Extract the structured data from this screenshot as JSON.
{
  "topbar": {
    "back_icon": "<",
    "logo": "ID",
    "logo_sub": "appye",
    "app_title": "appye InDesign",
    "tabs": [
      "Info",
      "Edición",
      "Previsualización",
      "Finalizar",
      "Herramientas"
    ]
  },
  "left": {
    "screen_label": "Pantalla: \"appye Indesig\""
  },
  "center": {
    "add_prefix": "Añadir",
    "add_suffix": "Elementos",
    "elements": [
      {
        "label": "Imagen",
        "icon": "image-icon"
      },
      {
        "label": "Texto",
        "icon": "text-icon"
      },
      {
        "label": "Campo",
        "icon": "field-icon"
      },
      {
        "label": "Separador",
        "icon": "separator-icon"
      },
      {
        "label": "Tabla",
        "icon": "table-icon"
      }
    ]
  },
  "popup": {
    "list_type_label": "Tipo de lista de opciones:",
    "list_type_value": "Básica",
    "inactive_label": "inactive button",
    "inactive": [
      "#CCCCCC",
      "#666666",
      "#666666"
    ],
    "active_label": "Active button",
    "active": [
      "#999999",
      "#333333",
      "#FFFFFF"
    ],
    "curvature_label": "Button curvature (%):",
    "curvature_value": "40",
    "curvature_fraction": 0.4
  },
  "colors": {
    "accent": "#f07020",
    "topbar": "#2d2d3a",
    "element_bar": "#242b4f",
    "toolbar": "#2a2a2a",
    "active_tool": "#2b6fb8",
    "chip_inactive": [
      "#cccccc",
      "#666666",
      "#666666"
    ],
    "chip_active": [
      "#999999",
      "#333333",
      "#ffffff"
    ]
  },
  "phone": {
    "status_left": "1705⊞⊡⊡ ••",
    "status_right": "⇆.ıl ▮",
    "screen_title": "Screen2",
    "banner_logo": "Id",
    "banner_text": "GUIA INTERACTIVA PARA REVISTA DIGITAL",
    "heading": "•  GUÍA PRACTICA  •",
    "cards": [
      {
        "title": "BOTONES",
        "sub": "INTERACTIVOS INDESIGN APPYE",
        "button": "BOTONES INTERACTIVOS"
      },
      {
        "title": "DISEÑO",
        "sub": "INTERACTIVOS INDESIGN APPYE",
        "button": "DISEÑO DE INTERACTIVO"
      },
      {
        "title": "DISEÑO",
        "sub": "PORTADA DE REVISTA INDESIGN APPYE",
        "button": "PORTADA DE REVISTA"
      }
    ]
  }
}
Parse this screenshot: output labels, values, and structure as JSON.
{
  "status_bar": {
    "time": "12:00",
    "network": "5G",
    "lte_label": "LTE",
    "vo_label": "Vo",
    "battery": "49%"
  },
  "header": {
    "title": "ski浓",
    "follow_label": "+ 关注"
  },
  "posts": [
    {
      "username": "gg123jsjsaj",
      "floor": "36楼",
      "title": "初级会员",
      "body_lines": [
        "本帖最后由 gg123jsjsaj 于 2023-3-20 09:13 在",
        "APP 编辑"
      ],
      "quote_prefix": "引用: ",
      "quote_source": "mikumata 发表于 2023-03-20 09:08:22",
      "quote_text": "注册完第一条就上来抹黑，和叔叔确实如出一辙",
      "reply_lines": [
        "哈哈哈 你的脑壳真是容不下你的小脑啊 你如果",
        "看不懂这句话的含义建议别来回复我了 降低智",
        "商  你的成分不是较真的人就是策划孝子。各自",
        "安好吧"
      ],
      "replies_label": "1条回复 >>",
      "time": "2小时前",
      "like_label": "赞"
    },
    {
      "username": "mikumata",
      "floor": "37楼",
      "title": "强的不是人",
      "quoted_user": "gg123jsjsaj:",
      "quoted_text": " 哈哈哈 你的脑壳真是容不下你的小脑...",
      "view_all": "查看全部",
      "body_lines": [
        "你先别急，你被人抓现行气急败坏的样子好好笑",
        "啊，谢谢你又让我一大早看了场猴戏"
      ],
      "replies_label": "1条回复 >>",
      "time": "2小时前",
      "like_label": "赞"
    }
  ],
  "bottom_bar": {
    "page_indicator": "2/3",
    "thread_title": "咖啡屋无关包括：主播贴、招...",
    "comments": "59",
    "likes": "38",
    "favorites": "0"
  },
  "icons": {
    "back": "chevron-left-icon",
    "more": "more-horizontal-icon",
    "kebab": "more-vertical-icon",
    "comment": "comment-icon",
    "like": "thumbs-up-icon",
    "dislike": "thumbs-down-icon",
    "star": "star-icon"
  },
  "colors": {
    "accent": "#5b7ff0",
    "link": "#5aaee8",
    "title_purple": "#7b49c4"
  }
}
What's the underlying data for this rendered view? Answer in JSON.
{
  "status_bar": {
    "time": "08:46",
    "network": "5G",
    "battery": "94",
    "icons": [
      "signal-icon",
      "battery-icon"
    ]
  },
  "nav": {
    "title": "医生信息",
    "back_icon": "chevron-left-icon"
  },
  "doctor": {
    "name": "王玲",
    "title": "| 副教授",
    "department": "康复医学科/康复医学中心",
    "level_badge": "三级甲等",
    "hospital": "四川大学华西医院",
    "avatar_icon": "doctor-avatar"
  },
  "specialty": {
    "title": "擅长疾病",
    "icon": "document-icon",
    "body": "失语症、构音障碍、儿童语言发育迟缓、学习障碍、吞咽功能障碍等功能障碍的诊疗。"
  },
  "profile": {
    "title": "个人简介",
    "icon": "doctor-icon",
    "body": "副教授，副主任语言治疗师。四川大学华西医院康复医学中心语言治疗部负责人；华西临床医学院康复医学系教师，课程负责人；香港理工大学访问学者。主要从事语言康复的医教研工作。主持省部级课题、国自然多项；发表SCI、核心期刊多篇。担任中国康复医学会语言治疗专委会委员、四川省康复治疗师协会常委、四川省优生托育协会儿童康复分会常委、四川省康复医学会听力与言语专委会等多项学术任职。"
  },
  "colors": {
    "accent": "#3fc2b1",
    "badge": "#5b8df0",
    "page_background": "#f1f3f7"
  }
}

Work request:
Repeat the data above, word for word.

Result for this exercise:
Extract the structured data from this screenshot as JSON.
{
  "topbar": {
    "back_icon": "<",
    "logo": "ID",
    "logo_sub": "appye",
    "app_title": "appye InDesign",
    "tabs": [
      "Info",
      "Edición",
      "Previsualización",
      "Finalizar",
      "Herramientas"
    ]
  },
  "left": {
    "screen_label": "Pantalla: \"appye Indesig\""
  },
  "center": {
    "add_prefix": "Añadir",
    "add_suffix": "Elementos",
    "elements": [
      {
        "label": "Imagen",
        "icon": "image-icon"
      },
      {
        "label": "Texto",
        "icon": "text-icon"
      },
      {
        "label": "Campo",
        "icon": "field-icon"
      },
      {
        "label": "Separador",
        "icon": "separator-icon"
      },
      {
        "label": "Tabla",
        "icon": "table-icon"
      }
    ]
  },
  "popup": {
    "list_type_label": "Tipo de lista de opciones:",
    "list_type_value": "Básica",
    "inactive_label": "inactive button",
    "inactive": [
      "#CCCCCC",
      "#666666",
      "#666666"
    ],
    "active_label": "Active button",
    "active": [
      "#999999",
      "#333333",
      "#FFFFFF"
    ],
    "curvature_label": "Button curvature (%):",
    "curvature_value": "40",
    "curvature_fraction": 0.4
  },
  "colors": {
    "accent": "#f07020",
    "topbar": "#2d2d3a",
    "element_bar": "#242b4f",
    "toolbar": "#2a2a2a",
    "active_tool": "#2b6fb8",
    "chip_inactive": [
      "#cccccc",
      "#666666",
      "#666666"
    ],
    "chip_active": [
      "#999999",
      "#333333",
      "#ffffff"
    ]
  },
  "phone": {
    "status_left": "1705⊞⊡⊡ ••",
    "status_right": "⇆.ıl ▮",
    "screen_title": "Screen2",
    "banner_logo": "Id",
    "banner_text": "GUIA INTERACTIVA PARA REVISTA DIGITAL",
    "heading": "•  GUÍA PRACTICA  •",
    "cards": [
      {
        "title": "BOTONES",
        "sub": "INTERACTIVOS INDESIGN APPYE",
        "button": "BOTONES INTERACTIVOS"
      },
      {
        "title": "DISEÑO",
        "sub": "INTERACTIVOS INDESIGN APPYE",
        "button": "DISEÑO DE INTERACTIVO"
      },
      {
        "title": "DISEÑO",
        "sub": "PORTADA DE REVISTA INDESIGN APPYE",
        "button": "PORTADA DE REVISTA"
      }
    ]
  }
}
Parse this screenshot: output labels, values, and structure as JSON.
{
  "status_bar": {
    "time": "12:00",
    "network": "5G",
    "lte_label": "LTE",
    "vo_label": "Vo",
    "battery": "49%"
  },
  "header": {
    "title": "ski浓",
    "follow_label": "+ 关注"
  },
  "posts": [
    {
      "username": "gg123jsjsaj",
      "floor": "36楼",
      "title": "初级会员",
      "body_lines": [
        "本帖最后由 gg123jsjsaj 于 2023-3-20 09:13 在",
        "APP 编辑"
      ],
      "quote_prefix": "引用: ",
      "quote_source": "mikumata 发表于 2023-03-20 09:08:22",
      "quote_text": "注册完第一条就上来抹黑，和叔叔确实如出一辙",
      "reply_lines": [
        "哈哈哈 你的脑壳真是容不下你的小脑啊 你如果",
        "看不懂这句话的含义建议别来回复我了 降低智",
        "商  你的成分不是较真的人就是策划孝子。各自",
        "安好吧"
      ],
      "replies_label": "1条回复 >>",
      "time": "2小时前",
      "like_label": "赞"
    },
    {
      "username": "mikumata",
      "floor": "37楼",
      "title": "强的不是人",
      "quoted_user": "gg123jsjsaj:",
      "quoted_text": " 哈哈哈 你的脑壳真是容不下你的小脑...",
      "view_all": "查看全部",
      "body_lines": [
        "你先别急，你被人抓现行气急败坏的样子好好笑",
        "啊，谢谢你又让我一大早看了场猴戏"
      ],
      "replies_label": "1条回复 >>",
      "time": "2小时前",
      "like_label": "赞"
    }
  ],
  "bottom_bar": {
    "page_indicator": "2/3",
    "thread_title": "咖啡屋无关包括：主播贴、招...",
    "comments": "59",
    "likes": "38",
    "favorites": "0"
  },
  "icons": {
    "back": "chevron-left-icon",
    "more": "more-horizontal-icon",
    "kebab": "more-vertical-icon",
    "comment": "comment-icon",
    "like": "thumbs-up-icon",
    "dislike": "thumbs-down-icon",
    "star": "star-icon"
  },
  "colors": {
    "accent": "#5b7ff0",
    "link": "#5aaee8",
    "title_purple": "#7b49c4"
  }
}
What's the underlying data for this rendered view? Answer in JSON.
{
  "status_bar": {
    "time": "08:46",
    "network": "5G",
    "battery": "94",
    "icons": [
      "signal-icon",
      "battery-icon"
    ]
  },
  "nav": {
    "title": "医生信息",
    "back_icon": "chevron-left-icon"
  },
  "doctor": {
    "name": "王玲",
    "title": "| 副教授",
    "department": "康复医学科/康复医学中心",
    "level_badge": "三级甲等",
    "hospital": "四川大学华西医院",
    "avatar_icon": "doctor-avatar"
  },
  "specialty": {
    "title": "擅长疾病",
    "icon": "document-icon",
    "body": "失语症、构音障碍、儿童语言发育迟缓、学习障碍、吞咽功能障碍等功能障碍的诊疗。"
  },
  "profile": {
    "title": "个人简介",
    "icon": "doctor-icon",
    "body": "副教授，副主任语言治疗师。四川大学华西医院康复医学中心语言治疗部负责人；华西临床医学院康复医学系教师，课程负责人；香港理工大学访问学者。主要从事语言康复的医教研工作。主持省部级课题、国自然多项；发表SCI、核心期刊多篇。担任中国康复医学会语言治疗专委会委员、四川省康复治疗师协会常委、四川省优生托育协会儿童康复分会常委、四川省康复医学会听力与言语专委会等多项学术任职。"
  },
  "colors": {
    "accent": "#3fc2b1",
    "badge": "#5b8df0",
    "page_background": "#f1f3f7"
  }
}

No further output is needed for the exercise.